It would be difficult to argue that what I am describing here is anything but efficient, effective and a straightforward process. In terms of the security of the immigration system, implementing biometrics will help stop known criminals, failed refugee claimants and previous deportees from using false identity to obtain a Canadian visa.
Biometrics will help improve the integrity of our immigration system and will bolster Canada's existing measures to facilitate legitimate travel by providing a fast and reliable tool to help confirm identity. This will greatly help our front-line visa and border officers to manage high volumes of immigration applicants and the growing sophistication in identity fraud. It will provide great benefits to the Canadian officials making visa applications and border entry decisions.
At the same time, it will be beneficial to applicants because in the long run the use of biometrics will facilitate entry to Canada by providing a reliable tool to readily confirm the identity of applicants. For instance, in cases where the authenticity of documents is uncertain, biometrics could expedite decision making at Canadian points of entry.

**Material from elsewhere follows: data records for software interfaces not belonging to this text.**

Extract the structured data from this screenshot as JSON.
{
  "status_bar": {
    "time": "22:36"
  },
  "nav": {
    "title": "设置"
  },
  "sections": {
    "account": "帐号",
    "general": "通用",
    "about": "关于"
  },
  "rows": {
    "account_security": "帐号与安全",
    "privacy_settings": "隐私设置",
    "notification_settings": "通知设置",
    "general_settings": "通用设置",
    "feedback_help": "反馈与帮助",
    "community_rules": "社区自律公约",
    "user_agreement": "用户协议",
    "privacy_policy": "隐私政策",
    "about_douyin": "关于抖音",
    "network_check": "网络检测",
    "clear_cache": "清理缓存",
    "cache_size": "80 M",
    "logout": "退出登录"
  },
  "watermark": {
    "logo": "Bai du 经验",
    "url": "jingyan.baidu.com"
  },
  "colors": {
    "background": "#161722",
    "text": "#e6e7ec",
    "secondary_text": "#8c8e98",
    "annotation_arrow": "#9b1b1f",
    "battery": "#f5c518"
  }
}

Using biometrics could also protect visa applicants by making it more difficult for others to forge, steal or use an applicant's identity to gain access into Canada.
Finally, Canada has committed to the exchange of biometric information with the United States beginning in 2014. This will help both Canadian and U.S. authorities spot failed refugee claimants, deportees, previously refused applicants and applicants using fraudulent identities before they get to North America. This initiative is part of our two countries' action plan on perimeter security and economic competitiveness, which provides a practical road map for enhancing security, while speeding up legitimate trade and travel across the Canada-U.S. border.
Let me give a few practical examples of why biometrics is fundamentally necessary in Canada. Let us take the example of Esron Laing and David Wilson, who were convicted of armed robbery and forcible confinement. They returned to Canada on three different occasions. In fact, they are known as the “Yo-Yo Bandits” because just like a yo-yo, they kept coming back.
I know that three times does not seem like a high number, but I am sad to say that many serious criminals are deported and manage to return to Canada many more times than that. For example, Anthony Hakim Saunders was convicted of assault and drug trafficking. He was deported on 10 different occasions. That is right, an astonishing 10 different times. Just like the “Yo-Yo Bandits”, he kept returning.
Edmund Ezemo was convicted of more than 30 charges, including identity theft and fraud. He was deported and returned to Canada eight times.
Dale Anthony Wyatt was convicted of trafficking drugs and possession of illegal weapons. He was deported and returned to Canada on at least four separate occasions.
Unfortunately this is only a tiny sample of the examples I could use to illustrate the number of people who are not eligible to come to Canada but do.
The many benefits of introducing biometric technology for screening visa applicants makes it a welcome and historic development for our immigration system. Furthermore, the use of biometrics is increasingly becoming the international norm. By passing Bill C-31, protecting Canada's immigration system act, we will be ensuring that Canada keeps up with the many other countries in the world already using this system.
For this reason and many others, I will be supporting the bill wholeheartedly. I encourage all members of the House to do the same.